Originally appeared: http://www.everymothercounts.org/blog/201308/ayesha-and-chicago-zooma-race
“Of course ‘every mother counts’,” was the first comment my mom had when I told her the purpose for my early morning need to leave my boys with her as I headed out to the lakefront for the Zooma Chicago race. Unfortunately, as obvious as it may be that all mothers are important, there is still so much work that needs to be done in the arena of maternal health. Narrowing the public health gaps (access, cost & quality) for women seeking prenatal and antenatal care as well as safe delivery care are issues very dear to me. I took a course in graduate school on maternal health and was shocked to learn how poorly the United States ranks in preventing maternal mortality, and even more appalling when compared to other industrial, strong nations.

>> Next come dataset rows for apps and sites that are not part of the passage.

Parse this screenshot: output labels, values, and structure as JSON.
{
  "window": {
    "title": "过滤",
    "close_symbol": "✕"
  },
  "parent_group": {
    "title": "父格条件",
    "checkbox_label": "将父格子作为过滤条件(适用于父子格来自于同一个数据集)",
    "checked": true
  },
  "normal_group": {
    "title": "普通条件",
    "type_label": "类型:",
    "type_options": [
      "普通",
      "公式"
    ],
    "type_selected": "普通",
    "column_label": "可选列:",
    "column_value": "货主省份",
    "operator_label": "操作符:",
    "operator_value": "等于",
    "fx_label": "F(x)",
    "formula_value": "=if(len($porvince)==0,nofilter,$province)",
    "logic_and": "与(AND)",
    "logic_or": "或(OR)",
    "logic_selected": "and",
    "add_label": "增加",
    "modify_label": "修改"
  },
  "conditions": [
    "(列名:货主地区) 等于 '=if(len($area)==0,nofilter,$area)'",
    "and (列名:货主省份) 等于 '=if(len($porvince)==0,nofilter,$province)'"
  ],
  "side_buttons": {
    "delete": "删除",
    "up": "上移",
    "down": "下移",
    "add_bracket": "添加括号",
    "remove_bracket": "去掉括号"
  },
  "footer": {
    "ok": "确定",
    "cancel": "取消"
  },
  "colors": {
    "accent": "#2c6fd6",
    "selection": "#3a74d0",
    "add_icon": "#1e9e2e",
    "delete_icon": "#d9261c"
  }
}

I spent some of my post-graduate years working with young girls and helping them develop self-esteem, strong minds and bodies, yet yearned for the maternal audience. It all starts at home, I kept thinking, with mothers. I found Every Mother Counts (EMC) and immediately fell in love with the mission and even more so when I read Christy’s story of how EMC was founded. I too had a story! I had two complicated births, despite all my attempts at hiring a doula, a midwife, taking natural childbirth classes, and wanting to refuse medication. Yet I found myself in front of an obstetrician both times. I thought, how could this be happening? I thought I knew everything! How lucky I am to be in a country, state and city that allowed me the freedom to seamlessly be transferred between midwife and MD. I never took it for granted, and was even more grateful when I had to visit my firstborn in the neonatal unit where he spent his first four days of life. I know I am lucky because for every case like mine there are ten women who didn’t survive childbirth.

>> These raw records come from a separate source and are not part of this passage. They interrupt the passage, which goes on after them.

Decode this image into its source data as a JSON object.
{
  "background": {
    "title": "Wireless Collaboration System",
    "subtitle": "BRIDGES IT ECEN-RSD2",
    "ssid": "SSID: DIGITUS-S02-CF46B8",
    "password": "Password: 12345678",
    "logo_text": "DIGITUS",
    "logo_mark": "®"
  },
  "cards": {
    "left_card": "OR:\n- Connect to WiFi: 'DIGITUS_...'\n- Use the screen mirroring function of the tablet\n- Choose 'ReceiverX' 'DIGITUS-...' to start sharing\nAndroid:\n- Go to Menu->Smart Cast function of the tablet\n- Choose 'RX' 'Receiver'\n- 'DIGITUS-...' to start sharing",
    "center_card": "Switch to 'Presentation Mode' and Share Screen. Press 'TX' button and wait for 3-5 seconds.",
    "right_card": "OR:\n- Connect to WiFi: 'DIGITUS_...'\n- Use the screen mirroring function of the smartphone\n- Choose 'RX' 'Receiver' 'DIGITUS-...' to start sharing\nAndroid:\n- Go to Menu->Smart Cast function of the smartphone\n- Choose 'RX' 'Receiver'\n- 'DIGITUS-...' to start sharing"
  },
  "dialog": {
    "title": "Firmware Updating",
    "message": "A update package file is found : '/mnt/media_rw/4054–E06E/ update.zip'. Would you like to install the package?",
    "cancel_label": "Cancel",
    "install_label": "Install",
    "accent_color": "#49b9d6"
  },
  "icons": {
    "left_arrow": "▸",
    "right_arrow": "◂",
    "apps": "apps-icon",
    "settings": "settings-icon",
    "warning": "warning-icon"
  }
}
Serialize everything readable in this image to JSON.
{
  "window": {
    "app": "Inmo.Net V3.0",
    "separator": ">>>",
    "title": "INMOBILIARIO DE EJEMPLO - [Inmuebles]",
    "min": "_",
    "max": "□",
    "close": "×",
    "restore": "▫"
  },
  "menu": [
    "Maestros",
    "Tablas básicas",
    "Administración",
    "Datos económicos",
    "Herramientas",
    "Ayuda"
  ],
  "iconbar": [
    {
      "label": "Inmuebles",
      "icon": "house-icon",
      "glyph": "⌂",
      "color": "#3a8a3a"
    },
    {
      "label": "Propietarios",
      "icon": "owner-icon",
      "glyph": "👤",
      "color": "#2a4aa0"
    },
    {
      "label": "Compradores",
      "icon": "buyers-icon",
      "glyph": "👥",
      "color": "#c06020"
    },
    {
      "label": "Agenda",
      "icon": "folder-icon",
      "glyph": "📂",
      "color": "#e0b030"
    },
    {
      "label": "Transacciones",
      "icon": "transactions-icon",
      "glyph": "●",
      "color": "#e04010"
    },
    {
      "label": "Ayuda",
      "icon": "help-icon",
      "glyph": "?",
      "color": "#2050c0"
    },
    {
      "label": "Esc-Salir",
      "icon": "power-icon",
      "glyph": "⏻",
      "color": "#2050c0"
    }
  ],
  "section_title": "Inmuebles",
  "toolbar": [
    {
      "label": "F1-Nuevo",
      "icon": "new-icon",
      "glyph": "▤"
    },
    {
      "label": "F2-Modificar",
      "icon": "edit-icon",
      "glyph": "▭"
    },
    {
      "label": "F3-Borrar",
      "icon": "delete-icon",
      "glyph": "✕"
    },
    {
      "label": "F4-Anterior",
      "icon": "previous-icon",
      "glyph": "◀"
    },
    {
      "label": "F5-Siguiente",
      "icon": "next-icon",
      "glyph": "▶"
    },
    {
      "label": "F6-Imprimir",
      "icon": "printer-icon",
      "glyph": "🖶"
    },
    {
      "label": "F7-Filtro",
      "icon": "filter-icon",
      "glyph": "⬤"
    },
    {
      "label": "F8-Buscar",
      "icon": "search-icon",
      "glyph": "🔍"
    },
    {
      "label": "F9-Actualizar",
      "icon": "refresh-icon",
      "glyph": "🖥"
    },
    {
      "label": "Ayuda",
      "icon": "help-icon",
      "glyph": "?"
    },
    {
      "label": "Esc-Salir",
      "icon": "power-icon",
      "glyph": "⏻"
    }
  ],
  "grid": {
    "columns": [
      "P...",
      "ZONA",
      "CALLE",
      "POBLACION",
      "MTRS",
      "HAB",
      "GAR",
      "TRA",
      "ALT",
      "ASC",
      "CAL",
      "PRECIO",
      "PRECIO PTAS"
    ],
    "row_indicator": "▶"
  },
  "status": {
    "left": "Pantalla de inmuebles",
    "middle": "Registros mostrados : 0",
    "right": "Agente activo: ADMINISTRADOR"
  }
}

This is why I left my kids at home and asked EMC if I could volunteer at their table at the Zooma race on a Saturday morning. I want everyone to know that it is entirely possible to die from pregnancy complications or during childbirth, in 2013, nonetheless. I’ve espoused EMC’s mission, and I’m thrilled to help!

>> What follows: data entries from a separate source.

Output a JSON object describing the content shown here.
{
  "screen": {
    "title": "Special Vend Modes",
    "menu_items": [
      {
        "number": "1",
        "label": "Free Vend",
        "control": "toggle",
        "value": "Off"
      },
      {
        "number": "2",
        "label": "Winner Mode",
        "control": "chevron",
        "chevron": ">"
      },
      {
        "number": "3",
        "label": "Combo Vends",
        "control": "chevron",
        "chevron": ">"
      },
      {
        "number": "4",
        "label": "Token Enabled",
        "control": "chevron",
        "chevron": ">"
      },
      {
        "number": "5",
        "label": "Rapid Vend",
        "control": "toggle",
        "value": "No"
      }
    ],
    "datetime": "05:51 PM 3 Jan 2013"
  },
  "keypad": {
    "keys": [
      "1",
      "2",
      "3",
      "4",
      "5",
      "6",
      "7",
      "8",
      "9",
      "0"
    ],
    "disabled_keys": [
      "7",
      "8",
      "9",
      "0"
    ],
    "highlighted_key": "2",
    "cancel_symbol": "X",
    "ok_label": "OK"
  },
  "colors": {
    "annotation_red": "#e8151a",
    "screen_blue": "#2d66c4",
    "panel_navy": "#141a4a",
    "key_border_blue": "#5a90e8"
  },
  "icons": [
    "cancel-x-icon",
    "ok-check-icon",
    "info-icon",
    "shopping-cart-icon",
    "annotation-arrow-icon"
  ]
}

In this country we have a choice on everything. Information is thrown at us from every direction, when we want it and when we don’t. We choose to make changes in our lives based on these little nuances. During both of my pregnancies I was enrolled at the University of Illinois School of Public Health and strongly believe that the education I received at that time was life-changing, not only for me and my family, but everyone in my ‘circle’. I believe it is my responsibility as a mother and as a public health educator to empower women with medically-accurate information. Educating and enabling women to use their experiences can also help reduce maternal mortality across the world.